RNA interference (RNAi) is an endogenous post-transcriptional gene regulatory mechanism, where non-coding, double-stranded RNA molecules interfere with the expression of certain genes in order to silence it. Since its discovery, this phenomenon has evolved as powerful technology to diagnose and treat diseases at cellular and molecular levels. With a lot of attention, short interfering RNA (siRNA) therapeutics has brought a great hope for treatment of various undruggable diseases, including genetic diseases, cancer, and resistant viral infections. However, the challenge of their systemic delivery and on how they are integrated to exhibit the desired properties and functions remains a key bottleneck for realizing its full potential. Nanoparticles are currently well known to exhibit a number of unique properties that could be strategically tailored into new advanced siRNA delivery systems. This review summarizes the various nanoparticulate systems developed so far in the literature for systemic delivery of siRNA, which include silica and silicon-based nanoparticles, metal and metal oxides nanoparticles, carbon nanotubes, graphene, dendrimers, polymers, cyclodextrins, lipids, hydrogels, and semiconductor nanocrystals. Challenges and barriers to the delivery of siRNA and the role of different nanoparticles to surmount these challenges are also included in the review.
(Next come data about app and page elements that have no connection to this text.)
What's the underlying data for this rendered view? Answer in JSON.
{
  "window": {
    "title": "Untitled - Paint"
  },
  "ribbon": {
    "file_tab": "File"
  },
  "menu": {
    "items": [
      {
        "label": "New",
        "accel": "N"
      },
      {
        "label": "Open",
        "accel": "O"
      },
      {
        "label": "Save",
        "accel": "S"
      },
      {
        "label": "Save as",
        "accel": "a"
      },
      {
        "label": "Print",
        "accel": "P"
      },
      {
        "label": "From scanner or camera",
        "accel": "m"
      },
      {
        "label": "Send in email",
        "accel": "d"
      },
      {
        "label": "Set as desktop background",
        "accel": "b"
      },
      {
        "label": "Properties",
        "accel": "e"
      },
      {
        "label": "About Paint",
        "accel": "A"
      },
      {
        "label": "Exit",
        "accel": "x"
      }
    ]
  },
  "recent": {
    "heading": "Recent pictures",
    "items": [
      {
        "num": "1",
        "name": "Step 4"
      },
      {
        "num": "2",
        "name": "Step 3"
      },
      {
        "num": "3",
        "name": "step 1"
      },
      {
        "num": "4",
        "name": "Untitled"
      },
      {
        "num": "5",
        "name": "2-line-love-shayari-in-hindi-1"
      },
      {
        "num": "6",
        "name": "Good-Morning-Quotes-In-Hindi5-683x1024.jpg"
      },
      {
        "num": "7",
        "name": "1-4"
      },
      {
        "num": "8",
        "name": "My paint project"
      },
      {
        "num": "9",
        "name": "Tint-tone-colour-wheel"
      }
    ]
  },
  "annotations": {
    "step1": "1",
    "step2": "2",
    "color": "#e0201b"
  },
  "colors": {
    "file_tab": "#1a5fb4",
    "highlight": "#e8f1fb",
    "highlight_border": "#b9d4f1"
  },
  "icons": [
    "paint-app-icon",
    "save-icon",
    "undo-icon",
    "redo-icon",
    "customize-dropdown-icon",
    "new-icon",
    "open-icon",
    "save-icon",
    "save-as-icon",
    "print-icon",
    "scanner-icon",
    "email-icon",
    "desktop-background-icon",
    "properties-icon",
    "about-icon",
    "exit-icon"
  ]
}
- RNA interference
- Small interfering RNA
ASJC Scopus subject areas
- Medicine (miscellaneous)
- Pharmacology, Toxicology and Pharmaceutics (miscellaneous)